:: WORK ORDER ::
Go through the entries below and return every line that contains "description".

:: INPUT ::
Content starts

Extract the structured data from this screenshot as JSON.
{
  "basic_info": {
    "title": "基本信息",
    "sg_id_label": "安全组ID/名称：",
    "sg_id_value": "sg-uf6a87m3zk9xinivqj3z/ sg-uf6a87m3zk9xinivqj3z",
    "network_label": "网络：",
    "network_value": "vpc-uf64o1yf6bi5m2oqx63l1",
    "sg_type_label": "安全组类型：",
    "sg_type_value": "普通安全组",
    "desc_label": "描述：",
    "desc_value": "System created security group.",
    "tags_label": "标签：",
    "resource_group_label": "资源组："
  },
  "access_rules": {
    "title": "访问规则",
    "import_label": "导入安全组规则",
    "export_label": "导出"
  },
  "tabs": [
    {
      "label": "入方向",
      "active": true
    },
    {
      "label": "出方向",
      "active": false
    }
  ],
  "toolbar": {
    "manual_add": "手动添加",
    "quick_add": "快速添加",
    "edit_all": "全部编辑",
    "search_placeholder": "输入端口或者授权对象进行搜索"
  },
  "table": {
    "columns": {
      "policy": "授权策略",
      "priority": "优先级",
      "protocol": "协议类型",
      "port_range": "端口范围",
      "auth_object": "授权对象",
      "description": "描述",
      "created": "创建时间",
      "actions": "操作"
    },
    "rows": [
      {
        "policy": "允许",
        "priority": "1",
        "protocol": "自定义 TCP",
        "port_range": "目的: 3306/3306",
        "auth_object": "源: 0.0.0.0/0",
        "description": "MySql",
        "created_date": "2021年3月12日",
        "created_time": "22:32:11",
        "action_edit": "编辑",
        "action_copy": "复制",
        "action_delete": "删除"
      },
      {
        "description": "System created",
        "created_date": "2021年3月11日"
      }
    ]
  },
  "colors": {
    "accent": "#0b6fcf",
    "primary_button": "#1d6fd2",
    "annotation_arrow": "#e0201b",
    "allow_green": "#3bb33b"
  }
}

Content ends

:: EXPECTED ANSWER ::
      "description": "描述",
        "description": "MySql",
        "description": "System created",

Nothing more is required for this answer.